> WHAT YOU NEED TO DO
Across the whole listing, copy out every line that includes the string "meta".

> SUPPLIED MATERIAL
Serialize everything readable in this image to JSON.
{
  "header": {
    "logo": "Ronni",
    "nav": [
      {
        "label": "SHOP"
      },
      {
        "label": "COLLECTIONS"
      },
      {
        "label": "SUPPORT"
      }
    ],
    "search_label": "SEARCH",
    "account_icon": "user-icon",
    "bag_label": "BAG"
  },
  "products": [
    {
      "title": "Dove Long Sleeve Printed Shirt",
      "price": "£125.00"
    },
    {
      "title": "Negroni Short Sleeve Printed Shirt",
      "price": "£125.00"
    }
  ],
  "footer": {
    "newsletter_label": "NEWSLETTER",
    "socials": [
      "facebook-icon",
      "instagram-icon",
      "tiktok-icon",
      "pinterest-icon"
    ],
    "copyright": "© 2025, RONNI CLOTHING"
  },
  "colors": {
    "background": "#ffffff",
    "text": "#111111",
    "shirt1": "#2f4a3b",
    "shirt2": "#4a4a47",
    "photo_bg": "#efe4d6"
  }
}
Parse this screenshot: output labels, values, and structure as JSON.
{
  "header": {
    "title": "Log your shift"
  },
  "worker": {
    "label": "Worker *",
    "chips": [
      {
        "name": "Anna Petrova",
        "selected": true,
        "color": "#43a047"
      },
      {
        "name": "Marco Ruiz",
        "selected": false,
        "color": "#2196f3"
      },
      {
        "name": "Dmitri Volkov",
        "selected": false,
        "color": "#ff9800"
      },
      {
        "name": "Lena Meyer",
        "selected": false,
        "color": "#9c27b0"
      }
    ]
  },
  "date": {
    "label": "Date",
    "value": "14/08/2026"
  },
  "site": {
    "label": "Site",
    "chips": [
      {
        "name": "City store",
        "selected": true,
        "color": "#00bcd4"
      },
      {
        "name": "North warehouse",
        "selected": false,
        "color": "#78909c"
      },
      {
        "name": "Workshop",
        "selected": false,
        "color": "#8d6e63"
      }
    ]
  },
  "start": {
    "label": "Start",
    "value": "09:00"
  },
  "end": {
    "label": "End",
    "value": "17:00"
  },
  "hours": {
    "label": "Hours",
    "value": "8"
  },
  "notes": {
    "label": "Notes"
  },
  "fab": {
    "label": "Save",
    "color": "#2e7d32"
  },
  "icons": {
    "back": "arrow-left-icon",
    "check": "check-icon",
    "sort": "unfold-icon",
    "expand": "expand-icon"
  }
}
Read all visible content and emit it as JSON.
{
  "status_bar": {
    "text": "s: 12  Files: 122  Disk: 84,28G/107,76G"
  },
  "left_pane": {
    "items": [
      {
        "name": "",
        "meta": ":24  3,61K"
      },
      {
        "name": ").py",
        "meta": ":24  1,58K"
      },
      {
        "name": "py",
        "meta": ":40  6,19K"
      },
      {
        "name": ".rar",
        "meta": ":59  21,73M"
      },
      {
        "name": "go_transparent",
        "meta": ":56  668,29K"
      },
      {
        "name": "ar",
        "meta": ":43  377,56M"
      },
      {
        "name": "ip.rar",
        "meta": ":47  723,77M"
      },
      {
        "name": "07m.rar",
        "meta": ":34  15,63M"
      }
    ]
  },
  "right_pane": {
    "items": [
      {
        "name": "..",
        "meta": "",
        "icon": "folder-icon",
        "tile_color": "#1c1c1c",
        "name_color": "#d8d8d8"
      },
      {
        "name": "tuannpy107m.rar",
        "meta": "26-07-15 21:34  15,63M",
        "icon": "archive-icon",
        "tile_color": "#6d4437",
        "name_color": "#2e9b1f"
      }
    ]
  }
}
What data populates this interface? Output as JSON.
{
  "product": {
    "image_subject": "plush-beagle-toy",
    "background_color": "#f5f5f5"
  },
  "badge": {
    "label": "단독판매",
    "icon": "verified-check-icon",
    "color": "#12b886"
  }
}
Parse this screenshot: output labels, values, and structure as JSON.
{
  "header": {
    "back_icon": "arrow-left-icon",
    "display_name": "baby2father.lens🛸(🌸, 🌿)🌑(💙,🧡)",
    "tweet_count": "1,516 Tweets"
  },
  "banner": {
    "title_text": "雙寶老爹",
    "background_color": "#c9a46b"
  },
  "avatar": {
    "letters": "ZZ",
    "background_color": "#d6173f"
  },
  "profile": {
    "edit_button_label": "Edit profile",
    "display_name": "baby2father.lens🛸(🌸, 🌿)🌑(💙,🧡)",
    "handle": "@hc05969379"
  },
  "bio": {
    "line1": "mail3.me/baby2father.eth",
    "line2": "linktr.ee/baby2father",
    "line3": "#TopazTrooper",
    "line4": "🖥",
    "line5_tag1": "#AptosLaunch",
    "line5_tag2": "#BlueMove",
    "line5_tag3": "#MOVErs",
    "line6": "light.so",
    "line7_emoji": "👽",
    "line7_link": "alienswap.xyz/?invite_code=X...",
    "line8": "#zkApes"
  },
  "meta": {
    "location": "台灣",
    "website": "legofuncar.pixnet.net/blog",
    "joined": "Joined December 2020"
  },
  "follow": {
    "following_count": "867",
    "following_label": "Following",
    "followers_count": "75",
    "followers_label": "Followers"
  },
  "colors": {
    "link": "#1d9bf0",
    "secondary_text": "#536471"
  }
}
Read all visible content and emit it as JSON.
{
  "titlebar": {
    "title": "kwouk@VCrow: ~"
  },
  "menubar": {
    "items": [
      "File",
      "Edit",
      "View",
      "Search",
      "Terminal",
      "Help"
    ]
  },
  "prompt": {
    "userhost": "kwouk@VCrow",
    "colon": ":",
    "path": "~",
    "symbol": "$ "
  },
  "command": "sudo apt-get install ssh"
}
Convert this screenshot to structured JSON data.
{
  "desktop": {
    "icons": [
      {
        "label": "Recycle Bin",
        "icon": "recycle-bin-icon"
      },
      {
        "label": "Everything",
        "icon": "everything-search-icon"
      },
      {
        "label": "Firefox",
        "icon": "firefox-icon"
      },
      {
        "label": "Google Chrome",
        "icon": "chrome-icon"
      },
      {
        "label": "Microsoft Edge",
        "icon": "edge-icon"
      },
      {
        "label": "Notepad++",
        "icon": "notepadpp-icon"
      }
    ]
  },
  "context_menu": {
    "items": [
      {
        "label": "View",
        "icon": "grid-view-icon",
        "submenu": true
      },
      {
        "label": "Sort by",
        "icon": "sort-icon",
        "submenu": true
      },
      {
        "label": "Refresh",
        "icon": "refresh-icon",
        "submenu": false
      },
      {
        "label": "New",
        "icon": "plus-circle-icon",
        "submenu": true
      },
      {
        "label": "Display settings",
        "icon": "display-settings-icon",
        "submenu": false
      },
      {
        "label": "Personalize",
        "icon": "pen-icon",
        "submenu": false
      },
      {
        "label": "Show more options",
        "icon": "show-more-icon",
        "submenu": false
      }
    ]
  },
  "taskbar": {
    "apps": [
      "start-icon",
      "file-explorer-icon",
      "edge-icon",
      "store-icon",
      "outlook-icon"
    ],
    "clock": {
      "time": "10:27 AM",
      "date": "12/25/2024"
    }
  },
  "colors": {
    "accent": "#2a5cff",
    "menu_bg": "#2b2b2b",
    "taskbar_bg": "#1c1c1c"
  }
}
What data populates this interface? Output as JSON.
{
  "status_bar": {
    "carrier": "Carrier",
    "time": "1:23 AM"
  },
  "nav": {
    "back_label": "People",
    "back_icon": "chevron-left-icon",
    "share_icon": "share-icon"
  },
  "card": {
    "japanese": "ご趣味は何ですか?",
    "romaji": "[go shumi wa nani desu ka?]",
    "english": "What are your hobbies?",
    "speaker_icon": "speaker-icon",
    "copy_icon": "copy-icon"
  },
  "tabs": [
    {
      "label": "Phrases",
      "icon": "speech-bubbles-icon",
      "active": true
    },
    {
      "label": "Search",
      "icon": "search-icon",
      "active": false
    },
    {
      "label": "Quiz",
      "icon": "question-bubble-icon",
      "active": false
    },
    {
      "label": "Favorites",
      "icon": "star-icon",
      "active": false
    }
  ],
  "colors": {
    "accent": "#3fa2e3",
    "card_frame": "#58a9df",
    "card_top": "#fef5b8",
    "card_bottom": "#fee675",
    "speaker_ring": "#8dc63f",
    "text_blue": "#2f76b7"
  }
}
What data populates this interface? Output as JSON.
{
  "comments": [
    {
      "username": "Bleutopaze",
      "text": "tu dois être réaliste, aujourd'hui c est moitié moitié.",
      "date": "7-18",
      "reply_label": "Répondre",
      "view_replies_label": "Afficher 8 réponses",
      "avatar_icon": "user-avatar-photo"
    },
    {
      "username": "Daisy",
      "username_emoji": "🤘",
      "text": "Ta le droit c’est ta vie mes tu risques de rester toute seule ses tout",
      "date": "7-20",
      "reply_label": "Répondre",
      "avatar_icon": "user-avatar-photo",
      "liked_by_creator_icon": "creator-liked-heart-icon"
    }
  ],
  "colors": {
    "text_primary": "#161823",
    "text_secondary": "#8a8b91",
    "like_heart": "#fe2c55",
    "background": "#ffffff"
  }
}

> OUTPUT OF THE EXERCISE
        "meta": ":24  3,61K"
        "meta": ":24  1,58K"
        "meta": ":40  6,19K"
        "meta": ":59  21,73M"
        "meta": ":56  668,29K"
        "meta": ":43  377,56M"
        "meta": ":47  723,77M"
        "meta": ":34  15,63M"
        "meta": "",
        "meta": "26-07-15 21:34  15,63M",
  "meta": {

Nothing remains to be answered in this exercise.